Vaccine Shows Promise in Preventing Hepatitis E
An experimental vaccine appears safe and effective in preventing hepatitis E, a sometimes-deadly viral disease prevalent in developing countries. The genetically engineered vaccine was originally created and tested over the past two decades by scientists at NIH's National Institute of Allergy and Infectious Diseases (NIAID).
Although hepatitis E is relatively rare in the United States, health officials estimate that about one-third of the world's population has been infected with the virus, which is spread mainly through contaminated food and water. Like four other known hepatitis viruses — named A, B, C and D — hepatitis E infects and damages the liver, causing a yellowing of the skin, abdominal cramps, nausea and fever. Most people recover within a few weeks, but hepatitis E poses a particular threat to pregnant women, who have a mortality rate of about 20% if infected during their third trimester.

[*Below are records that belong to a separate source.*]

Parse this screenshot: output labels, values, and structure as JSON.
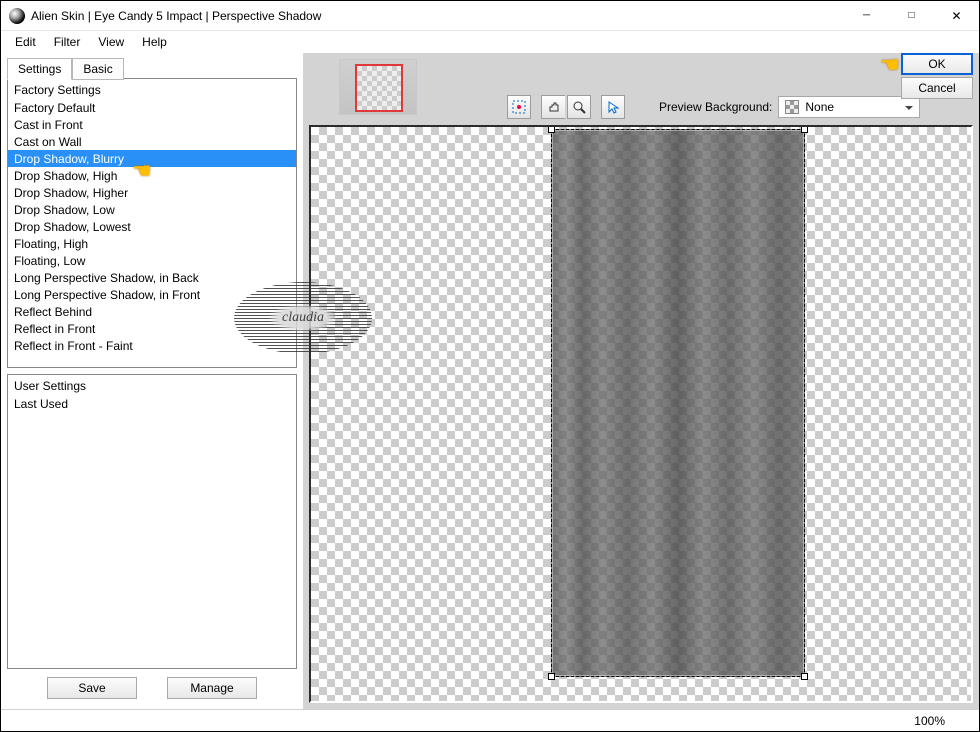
{
  "window": {
    "title": "Alien Skin | Eye Candy 5 Impact | Perspective Shadow"
  },
  "menu": {
    "edit": "Edit",
    "filter": "Filter",
    "view": "View",
    "help": "Help"
  },
  "tabs": {
    "settings": "Settings",
    "basic": "Basic"
  },
  "factory": {
    "header": "Factory Settings",
    "items": [
      "Factory Default",
      "Cast in Front",
      "Cast on Wall",
      "Drop Shadow, Blurry",
      "Drop Shadow, High",
      "Drop Shadow, Higher",
      "Drop Shadow, Low",
      "Drop Shadow, Lowest",
      "Floating, High",
      "Floating, Low",
      "Long Perspective Shadow, in Back",
      "Long Perspective Shadow, in Front",
      "Reflect Behind",
      "Reflect in Front",
      "Reflect in Front - Faint"
    ],
    "selected_index": 3
  },
  "user": {
    "header": "User Settings",
    "items": [
      "Last Used"
    ]
  },
  "buttons": {
    "save": "Save",
    "manage": "Manage",
    "ok": "OK",
    "cancel": "Cancel"
  },
  "preview": {
    "label": "Preview Background:",
    "selected": "None"
  },
  "status": {
    "zoom": "100%"
  },
  "stamp": "claudia"
}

NIAID's Dr. Robert Purcell and other researchers first identified hepatitis E as a distinct disease in 1980. Purcell and his colleagues later created an experimental vaccine by inserting a gene for a viral coat protein into cultured insect cells, which then mass-produce the protein. The researchers have shown over the past decade that the purified viral protein, administered as an experimental vaccine, can protect nonhuman primates from hepatitis E. A small clinical trial later found the vaccine to be safe and able to trigger an immune response in humans.

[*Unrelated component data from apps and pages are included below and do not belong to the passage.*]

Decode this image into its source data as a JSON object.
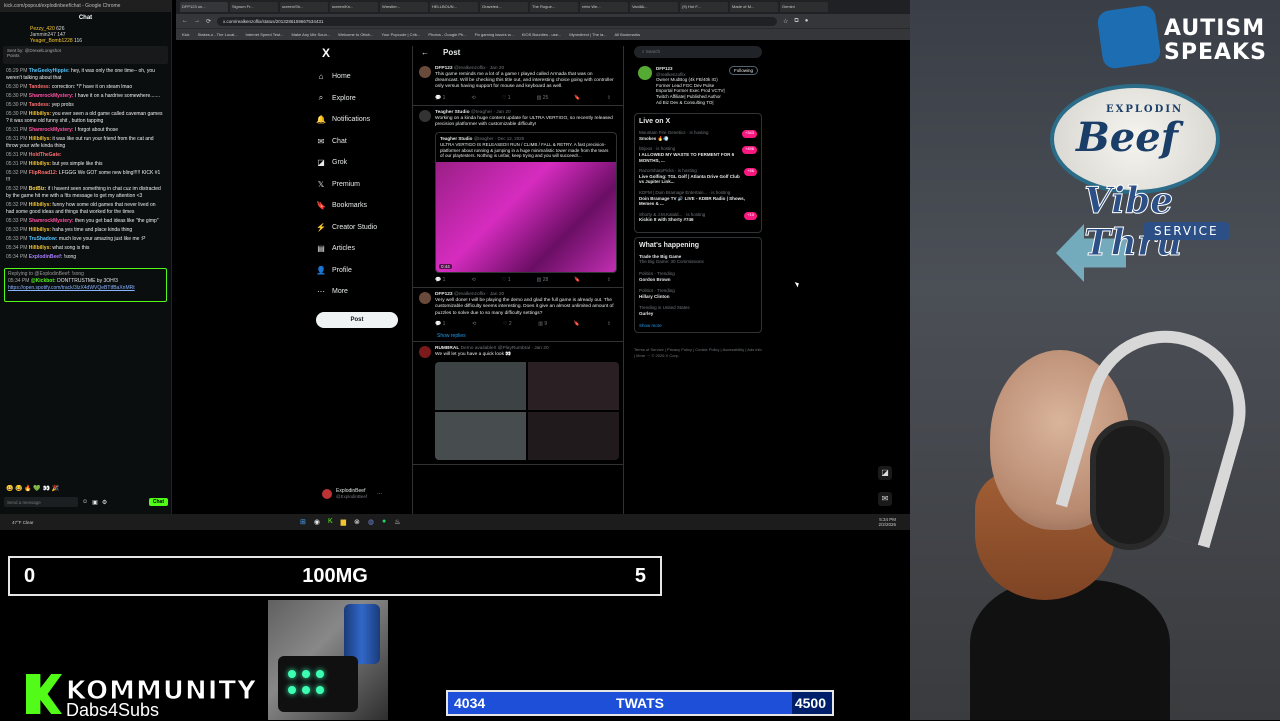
{
  "chat": {
    "window_title": "kick.com/popout/explodinbeef/chat - Google Chrome",
    "header": "Chat",
    "leaderboard": [
      {
        "name": "Pezzy_420",
        "value": "626"
      },
      {
        "name": "Jammin247",
        "value": "147"
      },
      {
        "name": "Yeager_Bomb1228",
        "value": "116"
      }
    ],
    "pinned_by": "Sent by: @DrexelLongshot",
    "pinned_text": "Points",
    "messages": [
      {
        "time": "05:29 PM",
        "user": "TheGeekyHippie:",
        "text": "hey, it was only the one time-- oh, you weren't talking about that"
      },
      {
        "time": "05:30 PM",
        "user": "Tandess:",
        "text": "correction: *I* have it on steam lmao"
      },
      {
        "time": "05:30 PM",
        "user": "ShamrockMystery:",
        "text": "I have it on a hardrive somewhere......."
      },
      {
        "time": "05:30 PM",
        "user": "Tandess:",
        "text": "yep probs"
      },
      {
        "time": "05:30 PM",
        "user": "Hillbillys:",
        "text": "you ever seen a old game called caveman games ? it was some old funny shit , button tapping"
      },
      {
        "time": "05:31 PM",
        "user": "ShamrockMystery:",
        "text": "I forgot about those"
      },
      {
        "time": "05:31 PM",
        "user": "Hillbillys:",
        "text": "it was like out run your friend from the cat and throw your wife kinda thing"
      },
      {
        "time": "05:31 PM",
        "user": "HoldTheGate:",
        "text": ""
      },
      {
        "time": "05:31 PM",
        "user": "Hillbillys:",
        "text": "but yes simple like this"
      },
      {
        "time": "05:32 PM",
        "user": "FlipRoad12:",
        "text": "LFGGG We GOT some new bling!!!!! KICK #1 !!!"
      },
      {
        "time": "05:32 PM",
        "user": "BotBiz:",
        "text": "if i havent seen something in chat cuz im distracted by the game hit me with a !tts message to get my attention <3"
      },
      {
        "time": "05:32 PM",
        "user": "Hillbillys:",
        "text": "funny how some old games that never lived on had some good ideas and things that worked for the times"
      },
      {
        "time": "05:33 PM",
        "user": "ShamrockMystery:",
        "text": "then you get bad ideas like \"the gimp\""
      },
      {
        "time": "05:33 PM",
        "user": "Hillbillys:",
        "text": "haha yes time and place kinda thing"
      },
      {
        "time": "05:33 PM",
        "user": "TruShadow:",
        "text": "much love your amazing just like me :P"
      },
      {
        "time": "05:34 PM",
        "user": "Hillbillys:",
        "text": "what song is this"
      },
      {
        "time": "05:34 PM",
        "user": "ExplodinBeef:",
        "text": "!song"
      }
    ],
    "reply_to": "Replying to @ExplodinBeef: !song",
    "reply_time": "05:34 PM",
    "reply_user": "@Kickbot:",
    "reply_text": "DONTTRUSTME by 3OH!3",
    "reply_link": "https://open.spotify.com/track/3lzX4dWVQeBTtfBaXnMRt",
    "input_placeholder": "Send a message",
    "chat_button": "Chat"
  },
  "browser": {
    "tabs": [
      "DFP123 on...",
      "Signum Fr...",
      "screen/Sh...",
      "screen/Kn...",
      "Wrestler...",
      "HELLBOUN...",
      "Graveled...",
      "The Rogue...",
      "retro We...",
      "Vanill&...",
      "(9) Hot F...",
      "Made of M...",
      "Gemini"
    ],
    "url": "x.com/realkenzoflix/status/2013286159667534431",
    "bookmarks": [
      "Kick",
      "Stakes.u - The Local...",
      "Internet Speed Test...",
      "Make Any Mix Soun...",
      "Welcome to Ottoh...",
      "Your Popcode | Crib...",
      "Photos - Google Ph...",
      "Fix gaming issues w...",
      "KIOS Bounties - use...",
      "Mynedirect | The la...",
      "All Bookmarks"
    ]
  },
  "x": {
    "logo": "X",
    "nav": [
      {
        "icon": "⌂",
        "label": "Home"
      },
      {
        "icon": "⌕",
        "label": "Explore"
      },
      {
        "icon": "🔔",
        "label": "Notifications"
      },
      {
        "icon": "✉",
        "label": "Chat"
      },
      {
        "icon": "◪",
        "label": "Grok"
      },
      {
        "icon": "𝕏",
        "label": "Premium"
      },
      {
        "icon": "🔖",
        "label": "Bookmarks"
      },
      {
        "icon": "⚡",
        "label": "Creator Studio"
      },
      {
        "icon": "▤",
        "label": "Articles"
      },
      {
        "icon": "👤",
        "label": "Profile"
      },
      {
        "icon": "⋯",
        "label": "More"
      }
    ],
    "post_button": "Post",
    "account": {
      "name": "ExplodinBeef",
      "handle": "@ExplodinBeef"
    },
    "timeline_title": "Post",
    "tweets": [
      {
        "name": "DFP123",
        "meta": "@realkenzoflix · Jan 20",
        "text": "This game reminds me a lot of a game I played called Armada that was on dreamcast. Will be checking this title out, and interesting choice going with controller only versus having support for mouse and keyboard as well.",
        "replies": "1",
        "reposts": "",
        "likes": "1",
        "views": "25"
      },
      {
        "name": "Teagher Studio",
        "meta": "@teagher · Jan 20",
        "text": "Working on a kinda huge content update for ULTRA VERTIGO, so recently released precision platformer with customizable difficulty!",
        "quote_name": "Teagher Studio",
        "quote_meta": "@teagher · Dec 12, 2025",
        "quote_text": "ULTRA VERTIGO IS RELEASED!! RUN / CLIMB / FALL & RETRY. A fast precision-platformer about running & jumping in a huge minimalistic tower made from the tears of our playtesters. Nothing is unfair, keep trying and you will succeed!...",
        "video_time": "0:44",
        "replies": "1",
        "reposts": "",
        "likes": "1",
        "views": "28"
      },
      {
        "name": "DFP123",
        "meta": "@realkenzoflix · Jan 20",
        "text": "Very well done! I will be playing the demo and glad the full game is already out. The customizable difficulty seems interesting. Does it give an almost unlimited amount of puzzles to solve due to so many difficulty settings?",
        "replies": "1",
        "reposts": "",
        "likes": "2",
        "views": "9"
      }
    ],
    "show_replies": "Show replies",
    "promo": {
      "name": "RUMBRAL",
      "meta": "Demo available!! @PlayRumbral · Jan 20",
      "text": "We will let you have a quick look 👀"
    },
    "search_placeholder": "Search",
    "profile": {
      "name": "DFP123",
      "handle": "@realkenzoflix",
      "follow_label": "Following",
      "bio": "Owner MudBog (4k FB/40k IG) Former Lead FGC Dev Pulse Esportal Former Exec Prod VCTV| Twitch Affiliate| Published Author Ad Biz Dev & Consulting TO|"
    },
    "live_title": "Live on X",
    "live": [
      {
        "host": "Mountain Fire Genetics · is hosting",
        "title": "Smokes 🔥💨",
        "count": "+343"
      },
      {
        "host": "bbjoos · is hosting",
        "title": "I ALLOWED MY WASTE TO FERMENT FOR 6 MONTHS, ...",
        "count": "+496"
      },
      {
        "host": "RazorSharpPicks · is hosting",
        "title": "Live Golfing: TGL Golf | Atlanta Drive Golf Club vs Jupiter Link...",
        "count": "+56"
      },
      {
        "host": "KDFM | Doin Bramage Entertain... · is hosting",
        "title": "Doin Bramage TV 🔊 LIVE - KDBR Radio | Shows, Memes & ...",
        "count": ""
      },
      {
        "host": "Shorty & J.M.Kalald... · is hosting",
        "title": "Kickin It with Shorty #746",
        "count": "+10"
      }
    ],
    "happening_title": "What's happening",
    "trends": [
      {
        "cat": "",
        "name": "Trade the Big Game",
        "sub": "The Big Game: 30 Commissions"
      },
      {
        "cat": "Politics · Trending",
        "name": "Gordon Brown",
        "sub": ""
      },
      {
        "cat": "Politics · Trending",
        "name": "Hillary Clinton",
        "sub": ""
      },
      {
        "cat": "Trending in United States",
        "name": "Gurley",
        "sub": ""
      }
    ],
    "show_more": "Show more",
    "footer": "Terms of Service | Privacy Policy | Cookie Policy | Accessibility | Ads info | More ··· © 2026 X Corp."
  },
  "taskbar": {
    "weather": "47°F Clear",
    "time": "5:34 PM",
    "date": "2/2/2026"
  },
  "overlays": {
    "autism_line1": "AUTISM",
    "autism_line2": "SPEAKS",
    "beef_top": "EXPLODIN",
    "beef_main": "Beef",
    "vibe": "Vibe Thru",
    "service": "SERVICE",
    "counter_left": "0",
    "counter_center": "100MG",
    "counter_right": "5",
    "kommunity": "KOMMUNITY",
    "kommunity_sub": "Dabs4Subs",
    "goal_current": "4034",
    "goal_label": "TWATS",
    "goal_target": "4500",
    "goal_fraction": 0.8964
  }
}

These encouraging results prompted scientists to conduct a larger clinical trial involving nearly 2,000 healthy adults in Nepal, where hepatitis E is widespread. This "phase II" trial received primary support from the U.S. Army and GlaxoSmithKline Biologicals, whose scientists are collaborating to develop the vaccine for clinical use.
As reported in the March 1 issue of the New England Journal of Medicine, about half of the study participants received the vaccine in three doses; the other half received placebo. After a follow-up period of about 2 years, the researchers found that the 3-dose vaccine was nearly 96% effective in preventing hepatitis E. Of the 69 volunteers who developed symptoms and were confirmed to have hepatitis E, only three were in the vaccine group. The researchers tested for viral infection only in volunteers who had symptoms of hepatitis, however, so it's possible that subclinical infections remained undetected.

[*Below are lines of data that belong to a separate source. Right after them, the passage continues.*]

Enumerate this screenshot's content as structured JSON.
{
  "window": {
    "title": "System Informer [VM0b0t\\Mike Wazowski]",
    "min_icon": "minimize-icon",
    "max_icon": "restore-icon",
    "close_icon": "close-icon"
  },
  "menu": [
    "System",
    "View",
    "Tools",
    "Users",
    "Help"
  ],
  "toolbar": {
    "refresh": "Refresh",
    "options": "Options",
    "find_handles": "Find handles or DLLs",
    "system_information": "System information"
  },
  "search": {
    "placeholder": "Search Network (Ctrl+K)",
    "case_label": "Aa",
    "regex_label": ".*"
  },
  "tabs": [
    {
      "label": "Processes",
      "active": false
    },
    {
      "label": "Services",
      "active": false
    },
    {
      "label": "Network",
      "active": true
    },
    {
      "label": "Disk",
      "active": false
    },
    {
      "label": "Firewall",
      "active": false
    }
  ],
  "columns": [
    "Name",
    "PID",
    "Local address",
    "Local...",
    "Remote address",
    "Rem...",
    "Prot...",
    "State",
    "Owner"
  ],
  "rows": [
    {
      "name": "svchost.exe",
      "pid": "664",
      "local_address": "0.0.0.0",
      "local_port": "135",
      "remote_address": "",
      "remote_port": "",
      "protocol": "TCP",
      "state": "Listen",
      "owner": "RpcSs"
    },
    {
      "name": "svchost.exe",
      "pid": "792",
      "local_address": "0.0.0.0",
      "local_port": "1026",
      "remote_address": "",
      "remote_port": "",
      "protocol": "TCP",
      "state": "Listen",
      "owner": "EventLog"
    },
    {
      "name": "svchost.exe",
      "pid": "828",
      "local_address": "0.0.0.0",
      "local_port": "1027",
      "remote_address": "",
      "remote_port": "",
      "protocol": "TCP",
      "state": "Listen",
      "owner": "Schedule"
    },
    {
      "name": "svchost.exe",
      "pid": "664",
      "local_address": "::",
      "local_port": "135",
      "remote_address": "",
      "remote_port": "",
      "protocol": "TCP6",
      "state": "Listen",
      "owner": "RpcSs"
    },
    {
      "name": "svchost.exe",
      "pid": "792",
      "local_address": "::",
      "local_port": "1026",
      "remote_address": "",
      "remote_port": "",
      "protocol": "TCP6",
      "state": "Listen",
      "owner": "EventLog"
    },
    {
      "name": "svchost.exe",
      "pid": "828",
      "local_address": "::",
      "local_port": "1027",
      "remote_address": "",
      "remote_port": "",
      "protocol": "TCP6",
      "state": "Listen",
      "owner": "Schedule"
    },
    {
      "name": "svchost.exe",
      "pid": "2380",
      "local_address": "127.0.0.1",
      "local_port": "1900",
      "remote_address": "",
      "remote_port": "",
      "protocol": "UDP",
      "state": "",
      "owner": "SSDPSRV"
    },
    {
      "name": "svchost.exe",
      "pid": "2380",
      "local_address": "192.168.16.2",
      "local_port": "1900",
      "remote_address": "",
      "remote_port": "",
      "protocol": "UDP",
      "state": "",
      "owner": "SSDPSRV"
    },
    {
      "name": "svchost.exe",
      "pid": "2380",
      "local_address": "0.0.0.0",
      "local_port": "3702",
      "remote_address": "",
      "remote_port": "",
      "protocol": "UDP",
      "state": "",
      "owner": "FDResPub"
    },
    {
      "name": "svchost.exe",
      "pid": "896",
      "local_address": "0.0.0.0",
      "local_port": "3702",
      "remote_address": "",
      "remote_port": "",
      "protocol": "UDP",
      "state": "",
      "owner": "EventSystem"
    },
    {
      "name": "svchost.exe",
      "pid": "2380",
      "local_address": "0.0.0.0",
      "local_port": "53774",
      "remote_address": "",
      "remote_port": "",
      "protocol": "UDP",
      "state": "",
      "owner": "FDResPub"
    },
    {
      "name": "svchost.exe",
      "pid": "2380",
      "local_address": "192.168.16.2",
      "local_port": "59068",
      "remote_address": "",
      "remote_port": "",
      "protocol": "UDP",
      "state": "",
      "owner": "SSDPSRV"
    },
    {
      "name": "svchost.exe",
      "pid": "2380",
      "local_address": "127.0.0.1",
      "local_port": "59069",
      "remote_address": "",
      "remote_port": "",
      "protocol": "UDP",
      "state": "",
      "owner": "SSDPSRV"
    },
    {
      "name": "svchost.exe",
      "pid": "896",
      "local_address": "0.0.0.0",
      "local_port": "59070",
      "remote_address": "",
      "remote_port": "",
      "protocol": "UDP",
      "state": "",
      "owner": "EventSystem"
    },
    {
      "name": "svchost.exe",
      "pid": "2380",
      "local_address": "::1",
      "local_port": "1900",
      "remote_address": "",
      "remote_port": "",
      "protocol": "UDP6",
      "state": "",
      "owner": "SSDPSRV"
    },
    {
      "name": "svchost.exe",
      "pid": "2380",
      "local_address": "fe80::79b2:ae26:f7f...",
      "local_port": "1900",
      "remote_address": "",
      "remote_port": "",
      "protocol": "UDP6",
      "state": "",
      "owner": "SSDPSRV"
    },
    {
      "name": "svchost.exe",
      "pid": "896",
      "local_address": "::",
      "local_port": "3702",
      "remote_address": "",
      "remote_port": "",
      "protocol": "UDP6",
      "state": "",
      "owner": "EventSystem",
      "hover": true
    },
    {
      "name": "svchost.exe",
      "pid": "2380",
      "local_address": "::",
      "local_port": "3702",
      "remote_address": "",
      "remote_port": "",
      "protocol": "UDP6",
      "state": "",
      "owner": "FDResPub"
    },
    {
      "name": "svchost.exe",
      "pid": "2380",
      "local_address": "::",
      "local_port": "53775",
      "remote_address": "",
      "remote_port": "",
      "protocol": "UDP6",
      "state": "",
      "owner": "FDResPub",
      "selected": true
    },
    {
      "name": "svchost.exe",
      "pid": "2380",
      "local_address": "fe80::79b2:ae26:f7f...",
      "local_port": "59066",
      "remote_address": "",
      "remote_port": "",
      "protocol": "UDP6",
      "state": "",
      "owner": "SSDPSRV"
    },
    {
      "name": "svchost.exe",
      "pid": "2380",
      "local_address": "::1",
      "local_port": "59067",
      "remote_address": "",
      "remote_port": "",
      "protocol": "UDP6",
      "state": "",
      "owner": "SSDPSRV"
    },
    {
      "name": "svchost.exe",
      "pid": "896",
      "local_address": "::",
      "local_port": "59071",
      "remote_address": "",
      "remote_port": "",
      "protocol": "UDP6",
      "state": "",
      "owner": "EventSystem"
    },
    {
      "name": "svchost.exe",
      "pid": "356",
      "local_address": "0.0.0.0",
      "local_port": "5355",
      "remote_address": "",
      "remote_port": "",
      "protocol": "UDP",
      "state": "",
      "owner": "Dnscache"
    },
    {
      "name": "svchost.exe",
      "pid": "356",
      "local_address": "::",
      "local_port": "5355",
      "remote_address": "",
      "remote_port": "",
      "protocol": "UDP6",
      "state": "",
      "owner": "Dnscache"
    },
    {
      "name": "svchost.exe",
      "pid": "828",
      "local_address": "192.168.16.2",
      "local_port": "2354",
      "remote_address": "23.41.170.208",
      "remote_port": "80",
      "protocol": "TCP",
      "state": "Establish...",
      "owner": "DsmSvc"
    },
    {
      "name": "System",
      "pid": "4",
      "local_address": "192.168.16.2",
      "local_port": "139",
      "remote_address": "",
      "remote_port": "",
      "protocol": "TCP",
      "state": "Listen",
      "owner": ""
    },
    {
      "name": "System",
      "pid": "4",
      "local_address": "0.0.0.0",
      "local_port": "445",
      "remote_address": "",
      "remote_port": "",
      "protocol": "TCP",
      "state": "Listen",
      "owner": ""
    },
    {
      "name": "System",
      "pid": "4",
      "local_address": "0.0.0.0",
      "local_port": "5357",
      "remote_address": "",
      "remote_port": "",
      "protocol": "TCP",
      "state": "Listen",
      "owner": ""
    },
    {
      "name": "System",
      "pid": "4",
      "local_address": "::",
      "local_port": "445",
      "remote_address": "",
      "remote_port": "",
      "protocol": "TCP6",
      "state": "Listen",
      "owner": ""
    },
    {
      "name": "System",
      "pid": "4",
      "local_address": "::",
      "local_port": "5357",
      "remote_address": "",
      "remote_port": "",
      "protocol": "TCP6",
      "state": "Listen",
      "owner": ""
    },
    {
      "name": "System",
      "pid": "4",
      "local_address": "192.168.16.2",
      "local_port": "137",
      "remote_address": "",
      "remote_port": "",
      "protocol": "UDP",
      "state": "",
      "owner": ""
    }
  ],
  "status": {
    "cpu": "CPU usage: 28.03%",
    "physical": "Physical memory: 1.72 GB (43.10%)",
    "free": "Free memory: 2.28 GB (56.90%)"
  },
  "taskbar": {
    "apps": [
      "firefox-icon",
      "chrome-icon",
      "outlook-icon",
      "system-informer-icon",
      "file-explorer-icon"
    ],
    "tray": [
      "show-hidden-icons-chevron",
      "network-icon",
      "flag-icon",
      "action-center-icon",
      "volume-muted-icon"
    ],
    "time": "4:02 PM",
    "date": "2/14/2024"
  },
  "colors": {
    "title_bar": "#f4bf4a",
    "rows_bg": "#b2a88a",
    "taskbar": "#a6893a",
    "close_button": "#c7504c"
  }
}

The vaccine also provoked strong immune system responses after each dose. Antibody levels spiked tenfold a month after the third dose and then gradually tapered off. The researchers say the rising responses suggest the presence of immunologic memory that can be protective even though the antibody levels eventually decline. The widely used hepatitis B vaccine is likewise protective even after antibody levels drop.
Because nearly all of the study participants were healthy men over 18 years old, it's not yet clear if the vaccine is safe and effective in other at-risk groups, such as pregnant women or children. Further study will be needed to assess the vaccine's ability to prevent infections in a broader range of the population.
— by Vicki Contie